Information supplied:
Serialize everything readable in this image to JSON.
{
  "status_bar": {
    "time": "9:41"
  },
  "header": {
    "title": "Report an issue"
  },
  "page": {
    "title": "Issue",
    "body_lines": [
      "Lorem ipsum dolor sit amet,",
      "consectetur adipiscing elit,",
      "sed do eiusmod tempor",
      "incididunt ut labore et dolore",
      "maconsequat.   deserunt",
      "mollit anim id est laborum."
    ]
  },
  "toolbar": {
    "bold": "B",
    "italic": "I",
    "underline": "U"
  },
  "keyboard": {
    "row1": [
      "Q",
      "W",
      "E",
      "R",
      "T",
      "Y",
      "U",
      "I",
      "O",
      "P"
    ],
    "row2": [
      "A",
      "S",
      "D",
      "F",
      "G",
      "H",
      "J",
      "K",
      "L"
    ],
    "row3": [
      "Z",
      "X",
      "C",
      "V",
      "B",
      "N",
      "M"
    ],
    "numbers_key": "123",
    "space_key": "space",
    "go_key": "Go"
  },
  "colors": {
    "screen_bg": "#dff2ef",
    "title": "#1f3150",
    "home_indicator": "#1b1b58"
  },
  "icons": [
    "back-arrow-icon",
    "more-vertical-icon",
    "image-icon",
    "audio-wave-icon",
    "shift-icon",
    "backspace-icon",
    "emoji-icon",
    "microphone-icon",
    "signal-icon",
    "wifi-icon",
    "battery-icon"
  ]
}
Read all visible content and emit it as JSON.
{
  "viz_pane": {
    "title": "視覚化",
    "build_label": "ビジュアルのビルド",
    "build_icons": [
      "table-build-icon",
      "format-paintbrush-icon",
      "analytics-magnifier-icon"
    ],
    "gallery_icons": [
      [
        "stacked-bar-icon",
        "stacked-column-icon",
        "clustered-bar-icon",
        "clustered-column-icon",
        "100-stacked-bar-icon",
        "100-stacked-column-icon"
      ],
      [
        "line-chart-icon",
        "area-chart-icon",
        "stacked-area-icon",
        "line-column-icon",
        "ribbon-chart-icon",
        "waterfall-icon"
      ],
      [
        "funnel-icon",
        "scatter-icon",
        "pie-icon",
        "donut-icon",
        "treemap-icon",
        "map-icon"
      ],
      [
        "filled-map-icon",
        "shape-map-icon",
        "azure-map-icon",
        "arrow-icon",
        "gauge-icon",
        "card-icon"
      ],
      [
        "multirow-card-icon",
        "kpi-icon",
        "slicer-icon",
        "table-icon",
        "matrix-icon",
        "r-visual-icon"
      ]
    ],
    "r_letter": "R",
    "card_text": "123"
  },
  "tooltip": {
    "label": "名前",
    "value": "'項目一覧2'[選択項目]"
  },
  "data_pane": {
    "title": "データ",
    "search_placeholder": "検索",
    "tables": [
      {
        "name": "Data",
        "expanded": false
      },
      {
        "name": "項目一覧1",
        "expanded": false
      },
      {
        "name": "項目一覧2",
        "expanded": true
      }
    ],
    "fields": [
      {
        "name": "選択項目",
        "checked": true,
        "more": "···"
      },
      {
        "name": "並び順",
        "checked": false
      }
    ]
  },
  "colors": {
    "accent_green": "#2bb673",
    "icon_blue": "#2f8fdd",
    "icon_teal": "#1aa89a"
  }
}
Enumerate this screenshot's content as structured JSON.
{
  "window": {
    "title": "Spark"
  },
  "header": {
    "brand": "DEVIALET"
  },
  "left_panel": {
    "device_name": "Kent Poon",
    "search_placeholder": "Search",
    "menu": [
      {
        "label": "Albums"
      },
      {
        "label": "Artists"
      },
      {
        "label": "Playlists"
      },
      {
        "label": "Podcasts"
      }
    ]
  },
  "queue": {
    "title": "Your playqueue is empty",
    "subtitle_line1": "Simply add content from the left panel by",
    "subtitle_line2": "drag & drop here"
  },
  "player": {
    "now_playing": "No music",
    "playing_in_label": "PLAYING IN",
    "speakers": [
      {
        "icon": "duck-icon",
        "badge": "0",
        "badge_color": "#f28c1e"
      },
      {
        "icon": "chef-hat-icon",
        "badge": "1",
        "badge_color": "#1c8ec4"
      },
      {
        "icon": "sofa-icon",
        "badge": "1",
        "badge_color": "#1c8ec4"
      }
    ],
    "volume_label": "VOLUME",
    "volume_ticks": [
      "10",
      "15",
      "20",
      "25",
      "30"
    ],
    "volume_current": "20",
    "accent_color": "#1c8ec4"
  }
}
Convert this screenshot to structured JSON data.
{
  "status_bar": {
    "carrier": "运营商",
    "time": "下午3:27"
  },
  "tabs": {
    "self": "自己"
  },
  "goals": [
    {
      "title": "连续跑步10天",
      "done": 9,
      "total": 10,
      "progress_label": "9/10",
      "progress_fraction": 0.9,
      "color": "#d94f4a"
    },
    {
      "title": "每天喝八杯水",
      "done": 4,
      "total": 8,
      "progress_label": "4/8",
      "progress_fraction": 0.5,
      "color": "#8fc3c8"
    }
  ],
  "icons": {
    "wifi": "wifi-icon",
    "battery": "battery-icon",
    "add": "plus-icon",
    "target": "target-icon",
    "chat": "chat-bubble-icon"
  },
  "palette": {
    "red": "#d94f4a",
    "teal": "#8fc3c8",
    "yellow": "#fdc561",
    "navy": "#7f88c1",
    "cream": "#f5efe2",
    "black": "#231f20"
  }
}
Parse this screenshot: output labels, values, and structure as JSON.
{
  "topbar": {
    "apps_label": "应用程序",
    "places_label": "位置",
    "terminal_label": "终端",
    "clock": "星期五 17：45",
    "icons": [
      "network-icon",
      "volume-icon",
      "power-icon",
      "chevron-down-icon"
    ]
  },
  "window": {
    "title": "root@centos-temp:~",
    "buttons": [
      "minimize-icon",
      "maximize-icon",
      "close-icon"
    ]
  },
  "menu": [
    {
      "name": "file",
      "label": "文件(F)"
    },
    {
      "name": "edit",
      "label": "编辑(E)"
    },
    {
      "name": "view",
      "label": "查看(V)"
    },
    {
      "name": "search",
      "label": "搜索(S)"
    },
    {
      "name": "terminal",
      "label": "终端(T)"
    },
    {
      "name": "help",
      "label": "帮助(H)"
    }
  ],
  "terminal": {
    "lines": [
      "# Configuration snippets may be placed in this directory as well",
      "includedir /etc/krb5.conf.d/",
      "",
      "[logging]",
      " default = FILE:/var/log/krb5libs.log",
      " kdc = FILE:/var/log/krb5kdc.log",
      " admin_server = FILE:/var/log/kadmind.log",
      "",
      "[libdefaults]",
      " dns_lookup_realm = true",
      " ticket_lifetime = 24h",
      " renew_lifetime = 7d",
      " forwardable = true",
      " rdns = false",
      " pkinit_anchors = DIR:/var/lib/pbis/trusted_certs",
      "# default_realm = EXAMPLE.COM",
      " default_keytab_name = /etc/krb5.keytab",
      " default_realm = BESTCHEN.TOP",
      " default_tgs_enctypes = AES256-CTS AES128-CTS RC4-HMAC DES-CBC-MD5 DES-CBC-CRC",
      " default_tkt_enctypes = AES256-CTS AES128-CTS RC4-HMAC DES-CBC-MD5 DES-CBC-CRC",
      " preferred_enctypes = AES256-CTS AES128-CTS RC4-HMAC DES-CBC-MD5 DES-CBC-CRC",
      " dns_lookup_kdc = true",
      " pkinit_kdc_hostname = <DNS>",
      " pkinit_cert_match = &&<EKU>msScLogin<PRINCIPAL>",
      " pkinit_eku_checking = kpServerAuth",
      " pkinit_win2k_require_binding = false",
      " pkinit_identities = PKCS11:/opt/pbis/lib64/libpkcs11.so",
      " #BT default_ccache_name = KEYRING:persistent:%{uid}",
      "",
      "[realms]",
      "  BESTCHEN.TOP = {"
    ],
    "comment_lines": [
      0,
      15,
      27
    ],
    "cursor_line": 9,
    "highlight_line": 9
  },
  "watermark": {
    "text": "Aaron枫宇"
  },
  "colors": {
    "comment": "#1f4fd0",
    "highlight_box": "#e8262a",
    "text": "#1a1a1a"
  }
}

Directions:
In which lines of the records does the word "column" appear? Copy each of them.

Solution to this problem:
        "stacked-column-icon",
        "clustered-column-icon",
        "100-stacked-column-icon"
        "line-column-icon",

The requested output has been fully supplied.